April 9, 2021 – February 13, 2022
Heroines and protagonists. Originally created for the United Nations in 2015, Be’s Empowering Women series highlights the strength and tenacity of women in Senegal through personal stories of perseverance, pride, and power. Each woman chose how to present herself and shared her experiences, often overcoming great obstacles as she pursued dreams in a male-dominated world with little recognition and despite all odds. Their detailed stories provide a history from the ground up—from the perspective and reality of daily life.
Mikael Owunna: Be Chukwu (Divine Realm of the Creator)

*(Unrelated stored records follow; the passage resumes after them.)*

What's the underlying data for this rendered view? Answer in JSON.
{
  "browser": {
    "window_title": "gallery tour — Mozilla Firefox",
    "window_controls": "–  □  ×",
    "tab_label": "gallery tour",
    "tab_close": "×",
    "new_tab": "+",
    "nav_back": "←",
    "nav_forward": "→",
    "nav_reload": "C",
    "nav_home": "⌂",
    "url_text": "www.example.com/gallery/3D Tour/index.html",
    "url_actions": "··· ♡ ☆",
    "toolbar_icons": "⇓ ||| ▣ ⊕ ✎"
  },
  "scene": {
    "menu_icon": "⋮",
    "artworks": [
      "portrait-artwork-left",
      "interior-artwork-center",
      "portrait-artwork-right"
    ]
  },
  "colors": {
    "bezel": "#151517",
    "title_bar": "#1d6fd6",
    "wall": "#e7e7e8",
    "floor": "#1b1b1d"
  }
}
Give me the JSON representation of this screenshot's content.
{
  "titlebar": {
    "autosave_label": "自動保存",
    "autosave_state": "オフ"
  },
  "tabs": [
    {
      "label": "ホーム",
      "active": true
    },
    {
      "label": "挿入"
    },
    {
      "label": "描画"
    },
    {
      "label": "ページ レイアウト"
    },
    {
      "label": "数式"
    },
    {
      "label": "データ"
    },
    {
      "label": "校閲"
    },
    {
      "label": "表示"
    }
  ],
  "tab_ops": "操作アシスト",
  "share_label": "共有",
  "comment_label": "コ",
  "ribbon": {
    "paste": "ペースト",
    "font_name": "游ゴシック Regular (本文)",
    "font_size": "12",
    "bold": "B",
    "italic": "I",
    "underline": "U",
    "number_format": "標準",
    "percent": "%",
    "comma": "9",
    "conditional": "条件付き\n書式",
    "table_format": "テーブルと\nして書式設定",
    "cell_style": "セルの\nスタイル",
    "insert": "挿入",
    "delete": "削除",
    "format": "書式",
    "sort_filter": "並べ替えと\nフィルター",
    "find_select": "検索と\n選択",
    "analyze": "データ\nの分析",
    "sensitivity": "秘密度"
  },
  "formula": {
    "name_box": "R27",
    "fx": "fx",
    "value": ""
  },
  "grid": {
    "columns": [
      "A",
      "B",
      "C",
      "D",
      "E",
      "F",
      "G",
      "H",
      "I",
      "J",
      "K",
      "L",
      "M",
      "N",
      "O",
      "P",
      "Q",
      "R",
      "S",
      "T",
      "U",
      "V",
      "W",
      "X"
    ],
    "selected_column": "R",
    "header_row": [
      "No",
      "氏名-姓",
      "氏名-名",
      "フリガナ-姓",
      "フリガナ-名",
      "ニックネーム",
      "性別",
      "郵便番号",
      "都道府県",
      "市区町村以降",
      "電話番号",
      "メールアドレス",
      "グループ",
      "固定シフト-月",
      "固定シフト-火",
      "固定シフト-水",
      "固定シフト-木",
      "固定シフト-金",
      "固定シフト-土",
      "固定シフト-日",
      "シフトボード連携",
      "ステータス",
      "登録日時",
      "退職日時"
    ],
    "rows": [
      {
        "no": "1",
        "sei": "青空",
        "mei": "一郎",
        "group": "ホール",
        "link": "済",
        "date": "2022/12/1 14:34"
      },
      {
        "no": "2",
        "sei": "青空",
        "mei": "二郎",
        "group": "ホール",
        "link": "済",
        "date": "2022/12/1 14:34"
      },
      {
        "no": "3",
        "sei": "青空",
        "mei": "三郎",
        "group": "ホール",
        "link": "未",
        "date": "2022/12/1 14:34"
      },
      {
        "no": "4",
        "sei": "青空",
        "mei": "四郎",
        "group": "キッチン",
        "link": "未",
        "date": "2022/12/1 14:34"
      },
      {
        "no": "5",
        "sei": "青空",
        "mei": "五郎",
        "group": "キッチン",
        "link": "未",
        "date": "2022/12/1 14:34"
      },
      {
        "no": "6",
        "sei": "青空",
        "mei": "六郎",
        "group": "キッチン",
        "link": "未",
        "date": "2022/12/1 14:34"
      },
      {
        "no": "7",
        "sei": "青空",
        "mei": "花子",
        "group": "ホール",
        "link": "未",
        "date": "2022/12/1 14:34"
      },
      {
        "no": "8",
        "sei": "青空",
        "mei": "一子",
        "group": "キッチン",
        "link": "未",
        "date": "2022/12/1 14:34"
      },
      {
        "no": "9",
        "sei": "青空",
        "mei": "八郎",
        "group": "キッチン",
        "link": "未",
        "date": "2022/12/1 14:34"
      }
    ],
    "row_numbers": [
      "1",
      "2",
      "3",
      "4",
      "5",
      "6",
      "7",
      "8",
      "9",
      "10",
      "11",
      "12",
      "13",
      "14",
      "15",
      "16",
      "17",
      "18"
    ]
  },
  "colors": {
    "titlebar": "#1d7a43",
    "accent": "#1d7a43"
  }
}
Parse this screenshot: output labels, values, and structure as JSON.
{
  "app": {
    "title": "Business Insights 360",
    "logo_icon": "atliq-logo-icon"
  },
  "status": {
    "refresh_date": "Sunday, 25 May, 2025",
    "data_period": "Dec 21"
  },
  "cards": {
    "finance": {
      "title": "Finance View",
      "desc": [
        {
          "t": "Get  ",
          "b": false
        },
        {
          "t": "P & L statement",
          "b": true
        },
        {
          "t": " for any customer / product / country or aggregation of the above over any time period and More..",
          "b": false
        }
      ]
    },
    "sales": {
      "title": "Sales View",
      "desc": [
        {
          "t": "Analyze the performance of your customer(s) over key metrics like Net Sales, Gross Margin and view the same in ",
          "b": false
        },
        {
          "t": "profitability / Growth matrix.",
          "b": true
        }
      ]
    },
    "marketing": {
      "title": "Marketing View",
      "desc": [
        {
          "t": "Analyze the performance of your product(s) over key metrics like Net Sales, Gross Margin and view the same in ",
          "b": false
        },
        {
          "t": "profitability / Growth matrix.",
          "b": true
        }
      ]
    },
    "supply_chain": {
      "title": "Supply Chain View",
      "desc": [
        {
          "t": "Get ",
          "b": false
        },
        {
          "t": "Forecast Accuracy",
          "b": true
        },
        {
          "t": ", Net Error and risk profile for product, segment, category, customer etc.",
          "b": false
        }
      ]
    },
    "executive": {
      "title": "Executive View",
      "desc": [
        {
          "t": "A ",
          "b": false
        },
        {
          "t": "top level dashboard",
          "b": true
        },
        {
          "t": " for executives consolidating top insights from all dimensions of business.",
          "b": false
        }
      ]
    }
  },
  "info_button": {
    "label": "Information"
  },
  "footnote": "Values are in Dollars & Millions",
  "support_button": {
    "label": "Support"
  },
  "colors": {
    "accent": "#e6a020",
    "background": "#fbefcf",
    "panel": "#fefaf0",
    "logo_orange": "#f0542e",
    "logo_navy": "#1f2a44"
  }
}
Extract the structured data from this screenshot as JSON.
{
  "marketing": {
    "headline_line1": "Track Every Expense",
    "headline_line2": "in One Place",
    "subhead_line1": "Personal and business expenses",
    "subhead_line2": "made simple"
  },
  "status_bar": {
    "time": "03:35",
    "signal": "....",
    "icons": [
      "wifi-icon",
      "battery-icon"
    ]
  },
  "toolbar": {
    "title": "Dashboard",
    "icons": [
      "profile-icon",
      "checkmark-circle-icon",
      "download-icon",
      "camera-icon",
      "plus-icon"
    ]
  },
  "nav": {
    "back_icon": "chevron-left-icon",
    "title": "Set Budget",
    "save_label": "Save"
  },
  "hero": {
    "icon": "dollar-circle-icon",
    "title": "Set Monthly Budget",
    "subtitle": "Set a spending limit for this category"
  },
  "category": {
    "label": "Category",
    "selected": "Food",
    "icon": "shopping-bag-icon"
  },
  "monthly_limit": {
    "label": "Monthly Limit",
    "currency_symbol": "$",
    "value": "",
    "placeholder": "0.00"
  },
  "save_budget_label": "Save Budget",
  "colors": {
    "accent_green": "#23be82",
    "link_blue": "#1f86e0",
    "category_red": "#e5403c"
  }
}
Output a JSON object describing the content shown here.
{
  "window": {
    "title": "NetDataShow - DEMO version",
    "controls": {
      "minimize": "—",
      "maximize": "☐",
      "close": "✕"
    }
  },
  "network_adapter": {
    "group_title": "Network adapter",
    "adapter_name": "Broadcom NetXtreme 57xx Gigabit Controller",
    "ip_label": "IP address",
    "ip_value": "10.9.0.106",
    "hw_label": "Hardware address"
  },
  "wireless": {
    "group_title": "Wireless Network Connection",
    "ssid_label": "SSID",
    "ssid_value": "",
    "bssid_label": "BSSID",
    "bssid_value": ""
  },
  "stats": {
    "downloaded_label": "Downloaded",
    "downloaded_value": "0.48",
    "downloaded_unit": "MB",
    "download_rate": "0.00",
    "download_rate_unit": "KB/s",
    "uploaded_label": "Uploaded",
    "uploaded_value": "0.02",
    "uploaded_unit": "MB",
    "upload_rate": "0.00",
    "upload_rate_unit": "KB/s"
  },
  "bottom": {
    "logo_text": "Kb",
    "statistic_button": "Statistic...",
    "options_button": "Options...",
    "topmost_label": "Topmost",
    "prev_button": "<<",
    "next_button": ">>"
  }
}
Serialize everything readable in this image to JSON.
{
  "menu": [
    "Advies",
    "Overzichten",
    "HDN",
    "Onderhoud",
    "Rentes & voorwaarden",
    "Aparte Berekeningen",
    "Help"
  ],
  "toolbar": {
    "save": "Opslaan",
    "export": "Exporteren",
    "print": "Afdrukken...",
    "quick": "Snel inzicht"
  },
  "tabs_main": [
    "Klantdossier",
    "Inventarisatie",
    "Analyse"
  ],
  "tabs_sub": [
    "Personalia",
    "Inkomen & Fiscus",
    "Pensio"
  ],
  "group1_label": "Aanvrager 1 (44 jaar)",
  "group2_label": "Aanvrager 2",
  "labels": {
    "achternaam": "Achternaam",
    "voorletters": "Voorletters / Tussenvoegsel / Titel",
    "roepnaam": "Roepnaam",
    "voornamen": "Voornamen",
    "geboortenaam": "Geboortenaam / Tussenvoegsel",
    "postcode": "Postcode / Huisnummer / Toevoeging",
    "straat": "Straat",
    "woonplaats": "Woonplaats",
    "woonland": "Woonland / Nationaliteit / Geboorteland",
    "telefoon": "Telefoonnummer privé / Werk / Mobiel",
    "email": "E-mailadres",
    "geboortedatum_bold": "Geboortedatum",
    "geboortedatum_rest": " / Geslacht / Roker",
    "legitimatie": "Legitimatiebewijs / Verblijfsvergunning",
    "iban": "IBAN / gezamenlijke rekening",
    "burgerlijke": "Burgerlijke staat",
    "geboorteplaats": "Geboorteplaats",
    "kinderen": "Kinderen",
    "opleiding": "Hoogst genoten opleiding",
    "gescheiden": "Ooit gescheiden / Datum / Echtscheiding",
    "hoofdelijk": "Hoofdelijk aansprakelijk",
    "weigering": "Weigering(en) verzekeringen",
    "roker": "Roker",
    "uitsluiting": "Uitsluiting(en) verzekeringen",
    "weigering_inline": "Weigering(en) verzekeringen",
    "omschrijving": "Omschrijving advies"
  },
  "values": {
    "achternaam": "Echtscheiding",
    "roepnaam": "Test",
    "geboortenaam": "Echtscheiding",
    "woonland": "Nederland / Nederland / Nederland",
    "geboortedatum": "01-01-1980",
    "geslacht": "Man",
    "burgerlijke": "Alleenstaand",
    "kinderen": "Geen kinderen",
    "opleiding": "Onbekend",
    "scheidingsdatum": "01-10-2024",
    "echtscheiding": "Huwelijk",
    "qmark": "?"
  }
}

February 6, 2021
Photo Mural Project
“According to the Igbo wisdom tradition, our Chi (or Highest Self) resides in Be Chukwu, the Divine Realm of the Creator. Dreaming in perfect harmony with the Creator, our Chi’s “super-deep-sleep” gives rise to temporal experience as we know it. Our lives are these dreams, and when we die, our Chi awakes again in Be Chukwu.”
Kennedi Carter: Flexing / New Realm
March 6, 2020 – August 8, 2021
Independent Weekly Gallery
The verb “to flex” essentially has one of two meanings. It can mean to show off, to gloat, or to boast, which is the most popular definition of the word; however, it can also mean to put on a fake front, to fake it, or force it. The second definition is usually used in conjunction with the first — as in, someone who’s gloating about something that they’ve really got no right to gloat about, lying about an accomplishment, or exaggerating the truth.
Shaun Richards: Rhetoric
February 6, 2021
New Media Gallery
“For the last decade, my work has broadly focused on community or external incentives, as well as socio-economic and political matters. I’ve described it as a focus on our complicity and responsibility for the world in which we live – particularly those institutions, and paradigms that define contemporary western society.” -Shaun Richards.
Taylor White: Laocoön and the Algorithm, 2020.
September 4, 2020 – August 8, 2021
Street Gallery Mural Project
“The mural interprets the Greek sculpture of Laocoön, notable because of its visceral depiction of human agony with no apparent power or reward. In Virgil’s Aeneid, Laocoön was a priest of Poseidon who attempted to expose the ruse of the Trojan horse by striking it with a spear. Metaphorically, of course, the phrase “Trojan horse” has come to mean any trick or stratagem that causes a target to willingly and unknowingly invite a foe into a protected place.
Today, we live in a world where every move we make online is tracked. Using a barrage of loud and audacious images disguised as entertainment, we cavalierly accept the terms and conditions more and more of our psychological and emotional freedom in exchange for the illusion of safety and purpose.”